Welcome to the University of Texas Skywatchers Report for Monday January 10 to Monday January 17th.
The moon is at first quarter on Wednesday the 12th, so we will have a waxing crescent moon for the first two days of this week and a waxing gibbous moon for the remainder of the week.
Photos of last week's partial solar eclipse can be seen at spaceweather.com.
Jupiter is high in the south-southwest at sunset and is setting at 11 p.m. this week. Look for Jupiter near the crescent moon on the evening of Monday the 10th. Uranus is still about a degree away from Jupiter, so this is a good time to try to find the seventh planet if you've never tried before. Look for a light turquoise blue object to Jupiter's lower right.
Saturn is rising at 12:15 a.m. at midweek and is visible until sunrise. Venus rises at 4 a.m., followed by Mercury a little before 6 a.m.

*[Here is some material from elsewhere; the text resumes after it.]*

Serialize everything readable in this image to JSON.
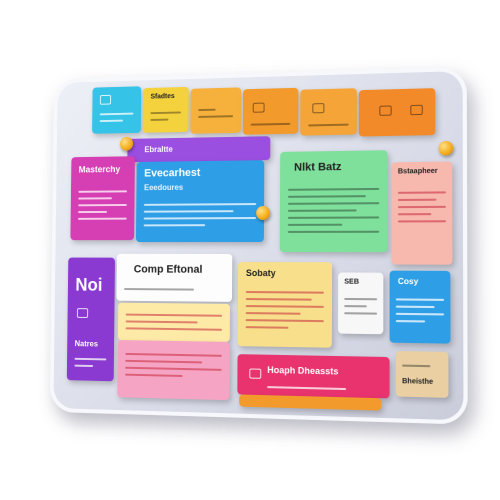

Astronomers working on data from the Kepler Mission announced Monday the discovery of the spacecraft's first rocky planet, measuring just 1.4 times the size of the Earth and with a mass 4.6 times greater than our planet's. This planet is too close to its parent star to be in a habitable zone, but is a good demonstration of the spacecraft's ability to detect small Earth-sized planets. You can read more about this and other discoveries from the Kepler mission at kepler.nasa.gov
Public viewing on UT telescopes will resume in late January. Stay tuned for information on the exact starting dates and times.
Thank you for calling the University of Texas Skywatchers Report.